To do
Reproduce the entries exactly and omit the pictures.

Information provided below:

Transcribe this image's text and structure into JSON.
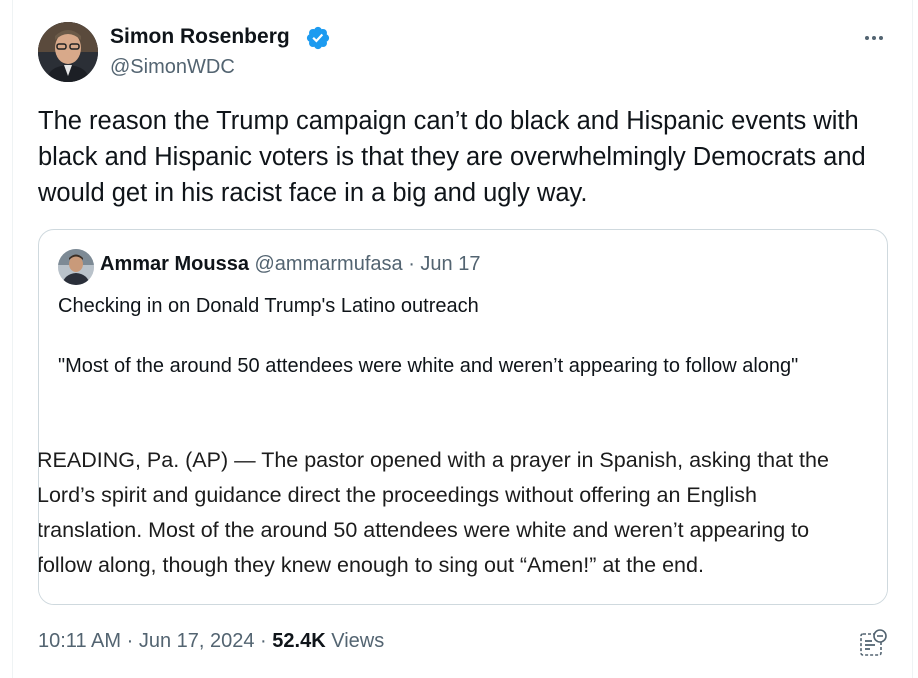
{
  "author": {
    "display_name": "Simon Rosenberg",
    "handle": "@SimonWDC",
    "avatar_icon": "avatar-photo",
    "verified_icon": "verified-badge-icon",
    "verified_color": "#1d9bf0"
  },
  "more_icon": "more-options-icon",
  "tweet": {
    "text": "The reason the Trump campaign can’t do black and Hispanic events with black and Hispanic voters is that they are overwhelmingly Democrats and would get in his racist face in a big and ugly way."
  },
  "quote": {
    "display_name": "Ammar Moussa",
    "handle": "@ammarmufasa",
    "separator": "·",
    "date": "Jun 17",
    "line1": "Checking in on Donald Trump's Latino outreach",
    "line2": "\"Most of the around 50 attendees were white and weren’t appearing to follow along\"",
    "image_lines": [
      "READING, Pa. (AP) — The pastor opened with a prayer in Spanish, asking that the",
      "Lord’s spirit and guidance direct the proceedings without offering an English",
      "translation. Most of the around 50 attendees were white and weren’t appearing to",
      "follow along, though they knew enough to sing out “Amen!” at the end."
    ]
  },
  "meta": {
    "time": "10:11 AM",
    "separator": "·",
    "date": "Jun 17, 2024",
    "separator2": "·",
    "views_count": "52.4K",
    "views_label": "Views"
  },
  "analytics_icon": "analytics-icon",
  "colors": {
    "text": "#0f1419",
    "secondary": "#536471",
    "border": "#cfd9de"
  }
}
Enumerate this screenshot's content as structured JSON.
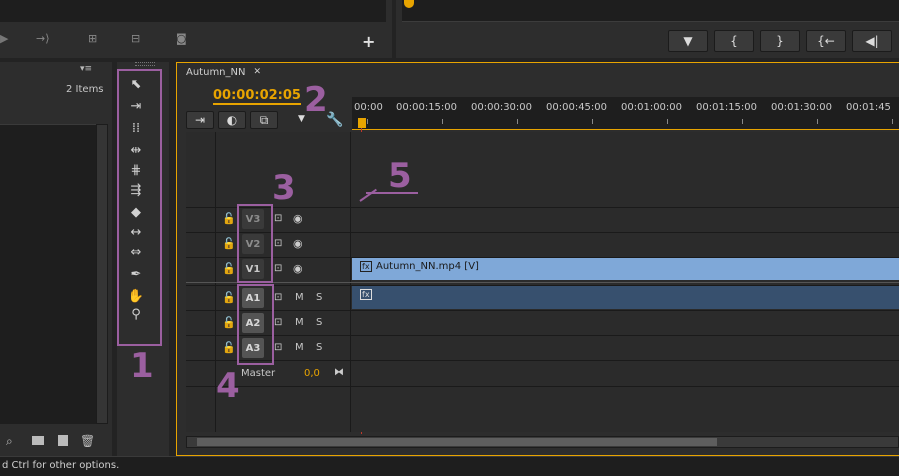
{
  "project_panel": {
    "items_count": "2 Items"
  },
  "sequence": {
    "tab_name": "Autumn_NN",
    "timecode": "00:00:02:05",
    "ruler_ticks": [
      "00:00",
      "00:00:15:00",
      "00:00:30:00",
      "00:00:45:00",
      "00:01:00:00",
      "00:01:15:00",
      "00:01:30:00",
      "00:01:45"
    ]
  },
  "tracks": {
    "video": [
      "V3",
      "V2",
      "V1"
    ],
    "audio": [
      "A1",
      "A2",
      "A3"
    ],
    "mute": "M",
    "solo": "S",
    "master_label": "Master",
    "master_value": "0,0"
  },
  "clips": {
    "video_clip": "Autumn_NN.mp4 [V]",
    "fx_badge": "fx"
  },
  "status_bar": {
    "text": "d Ctrl for other options."
  },
  "annotations": {
    "n1": "1",
    "n2": "2",
    "n3": "3",
    "n4": "4",
    "n5": "5"
  },
  "icons": {
    "marker_buttons": [
      "marker-icon",
      "mark-in-icon",
      "mark-out-icon",
      "go-to-in-icon",
      "step-back-icon"
    ],
    "tools": [
      "selection-tool-icon",
      "track-select-tool-icon",
      "ripple-edit-tool-icon",
      "rolling-edit-tool-icon",
      "rate-stretch-tool-icon",
      "razor-tool-icon",
      "slip-tool-icon",
      "slide-tool-icon",
      "pen-tool-icon",
      "hand-tool-icon",
      "zoom-tool-icon"
    ]
  },
  "colors": {
    "timecode": "#e8a400",
    "annotation": "#9b5fa0",
    "video_clip": "#7fa8d8",
    "audio_clip": "#37506e",
    "playhead": "#c0392b"
  }
}
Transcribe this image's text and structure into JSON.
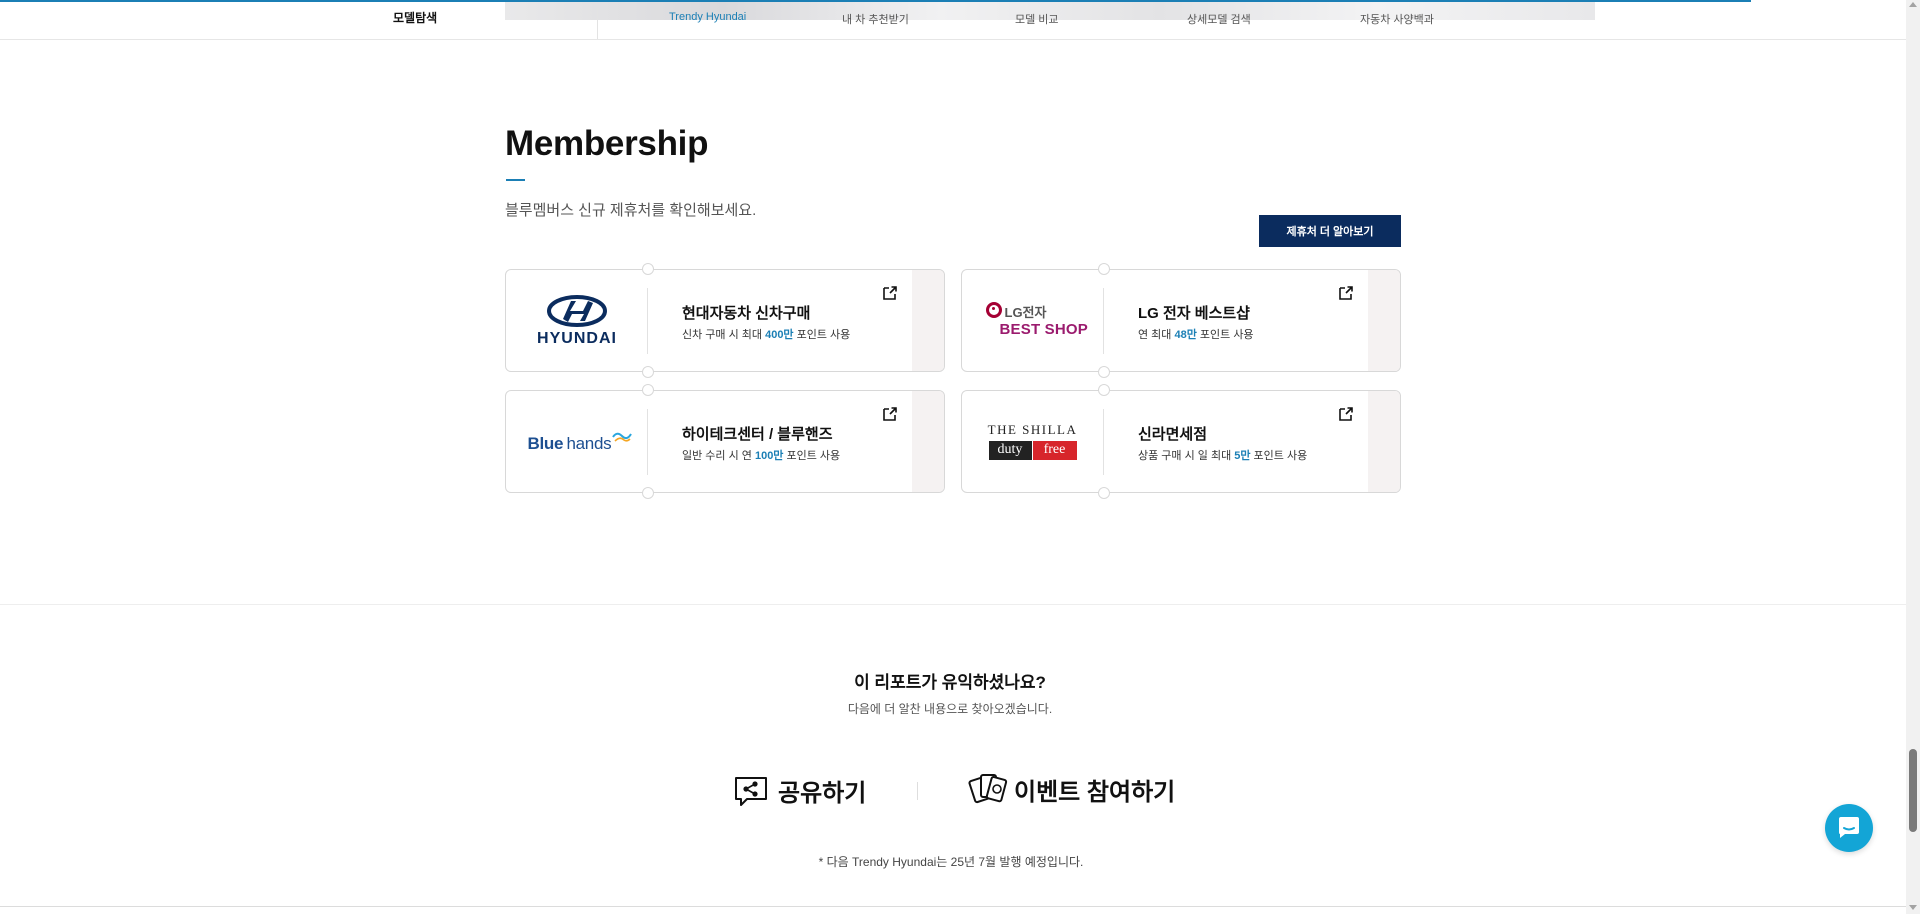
{
  "nav": {
    "brand": "모델탐색",
    "items": [
      {
        "label": "Trendy Hyundai",
        "active": true
      },
      {
        "label": "내 차 추천받기",
        "active": false
      },
      {
        "label": "모델 비교",
        "active": false
      },
      {
        "label": "상세모델 검색",
        "active": false
      },
      {
        "label": "자동차 사양백과",
        "active": false
      }
    ]
  },
  "membership": {
    "title": "Membership",
    "subtitle": "블루멤버스 신규 제휴처를 확인해보세요.",
    "more_button": "제휴처 더 알아보기",
    "cards": [
      {
        "logo": "HYUNDAI",
        "title": "현대자동차 신차구매",
        "desc_prefix": "신차 구매 시 최대 ",
        "desc_highlight": "400만",
        "desc_suffix": " 포인트 사용"
      },
      {
        "logo_top": "LG전자",
        "logo_bottom": "BEST SHOP",
        "title": "LG 전자 베스트샵",
        "desc_prefix": "연 최대 ",
        "desc_highlight": "48만",
        "desc_suffix": " 포인트 사용"
      },
      {
        "logo": "Bluehands",
        "logo_part1": "Blue",
        "logo_part2": "hands",
        "title": "하이테크센터 / 블루핸즈",
        "desc_prefix": "일반 수리 시 연 ",
        "desc_highlight": "100만",
        "desc_suffix": " 포인트 사용"
      },
      {
        "logo_top": "THE SHILLA",
        "logo_left": "duty",
        "logo_right": "free",
        "title": "신라면세점",
        "desc_prefix": "상품 구매 시 일 최대 ",
        "desc_highlight": "5만",
        "desc_suffix": " 포인트 사용"
      }
    ]
  },
  "feedback": {
    "question": "이 리포트가 유익하셨나요?",
    "answer": "다음에 더 알찬 내용으로 찾아오겠습니다.",
    "share_label": "공유하기",
    "event_label": "이벤트 참여하기",
    "note": "* 다음 Trendy Hyundai는 25년 7월 발행 예정입니다."
  },
  "colors": {
    "accent": "#1b7fb5",
    "navy_button": "#0b2c5e",
    "chat_button": "#13a5d6",
    "hyundai_logo": "#0b2c5e",
    "lg_red": "#a50034",
    "bestshop": "#9b1b6e",
    "shilla_red": "#d7252b"
  },
  "icons": {
    "external": "external-link-icon",
    "share": "share-icon",
    "event": "event-cards-icon",
    "chat": "chat-icon"
  }
}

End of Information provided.

Answer to this exercise
Transcribe this image's text and structure into JSON.
{
  "author": {
    "display_name": "Simon Rosenberg",
    "handle": "@SimonWDC",
    "avatar_icon": "avatar-photo",
    "verified_icon": "verified-badge-icon",
    "verified_color": "#1d9bf0"
  },
  "more_icon": "more-options-icon",
  "tweet": {
    "text": "The reason the Trump campaign can’t do black and Hispanic events with black and Hispanic voters is that they are overwhelmingly Democrats and would get in his racist face in a big and ugly way."
  },
  "quote": {
    "display_name": "Ammar Moussa",
    "handle": "@ammarmufasa",
    "separator": "·",
    "date": "Jun 17",
    "line1": "Checking in on Donald Trump's Latino outreach",
    "line2": "\"Most of the around 50 attendees were white and weren’t appearing to follow along\"",
    "image_lines": [
      "READING, Pa. (AP) — The pastor opened with a prayer in Spanish, asking that the",
      "Lord’s spirit and guidance direct the proceedings without offering an English",
      "translation. Most of the around 50 attendees were white and weren’t appearing to",
      "follow along, though they knew enough to sing out “Amen!” at the end."
    ]
  },
  "meta": {
    "time": "10:11 AM",
    "separator": "·",
    "date": "Jun 17, 2024",
    "separator2": "·",
    "views_count": "52.4K",
    "views_label": "Views"
  },
  "analytics_icon": "analytics-icon",
  "colors": {
    "text": "#0f1419",
    "secondary": "#536471",
    "border": "#cfd9de"
  }
}
Enumerate this screenshot's content as structured JSON.
{
  "project_panel": {
    "items_count": "2 Items"
  },
  "sequence": {
    "tab_name": "Autumn_NN",
    "timecode": "00:00:02:05",
    "ruler_ticks": [
      "00:00",
      "00:00:15:00",
      "00:00:30:00",
      "00:00:45:00",
      "00:01:00:00",
      "00:01:15:00",
      "00:01:30:00",
      "00:01:45"
    ]
  },
  "tracks": {
    "video": [
      "V3",
      "V2",
      "V1"
    ],
    "audio": [
      "A1",
      "A2",
      "A3"
    ],
    "mute": "M",
    "solo": "S",
    "master_label": "Master",
    "master_value": "0,0"
  },
  "clips": {
    "video_clip": "Autumn_NN.mp4 [V]",
    "fx_badge": "fx"
  },
  "status_bar": {
    "text": "d Ctrl for other options."
  },
  "annotations": {
    "n1": "1",
    "n2": "2",
    "n3": "3",
    "n4": "4",
    "n5": "5"
  },
  "icons": {
    "marker_buttons": [
      "marker-icon",
      "mark-in-icon",
      "mark-out-icon",
      "go-to-in-icon",
      "step-back-icon"
    ],
    "tools": [
      "selection-tool-icon",
      "track-select-tool-icon",
      "ripple-edit-tool-icon",
      "rolling-edit-tool-icon",
      "rate-stretch-tool-icon",
      "razor-tool-icon",
      "slip-tool-icon",
      "slide-tool-icon",
      "pen-tool-icon",
      "hand-tool-icon",
      "zoom-tool-icon"
    ]
  },
  "colors": {
    "timecode": "#e8a400",
    "annotation": "#9b5fa0",
    "video_clip": "#7fa8d8",
    "audio_clip": "#37506e",
    "playhead": "#c0392b"
  }
}
Transcribe this image's text and structure into JSON.
{
  "nav": {
    "brand": "모델탐색",
    "items": [
      {
        "label": "Trendy Hyundai",
        "active": true
      },
      {
        "label": "내 차 추천받기",
        "active": false
      },
      {
        "label": "모델 비교",
        "active": false
      },
      {
        "label": "상세모델 검색",
        "active": false
      },
      {
        "label": "자동차 사양백과",
        "active": false
      }
    ]
  },
  "membership": {
    "title": "Membership",
    "subtitle": "블루멤버스 신규 제휴처를 확인해보세요.",
    "more_button": "제휴처 더 알아보기",
    "cards": [
      {
        "logo": "HYUNDAI",
        "title": "현대자동차 신차구매",
        "desc_prefix": "신차 구매 시 최대 ",
        "desc_highlight": "400만",
        "desc_suffix": " 포인트 사용"
      },
      {
        "logo_top": "LG전자",
        "logo_bottom": "BEST SHOP",
        "title": "LG 전자 베스트샵",
        "desc_prefix": "연 최대 ",
        "desc_highlight": "48만",
        "desc_suffix": " 포인트 사용"
      },
      {
        "logo": "Bluehands",
        "logo_part1": "Blue",
        "logo_part2": "hands",
        "title": "하이테크센터 / 블루핸즈",
        "desc_prefix": "일반 수리 시 연 ",
        "desc_highlight": "100만",
        "desc_suffix": " 포인트 사용"
      },
      {
        "logo_top": "THE SHILLA",
        "logo_left": "duty",
        "logo_right": "free",
        "title": "신라면세점",
        "desc_prefix": "상품 구매 시 일 최대 ",
        "desc_highlight": "5만",
        "desc_suffix": " 포인트 사용"
      }
    ]
  },
  "feedback": {
    "question": "이 리포트가 유익하셨나요?",
    "answer": "다음에 더 알찬 내용으로 찾아오겠습니다.",
    "share_label": "공유하기",
    "event_label": "이벤트 참여하기",
    "note": "* 다음 Trendy Hyundai는 25년 7월 발행 예정입니다."
  },
  "colors": {
    "accent": "#1b7fb5",
    "navy_button": "#0b2c5e",
    "chat_button": "#13a5d6",
    "hyundai_logo": "#0b2c5e",
    "lg_red": "#a50034",
    "bestshop": "#9b1b6e",
    "shilla_red": "#d7252b"
  },
  "icons": {
    "external": "external-link-icon",
    "share": "share-icon",
    "event": "event-cards-icon",
    "chat": "chat-icon"
  }
}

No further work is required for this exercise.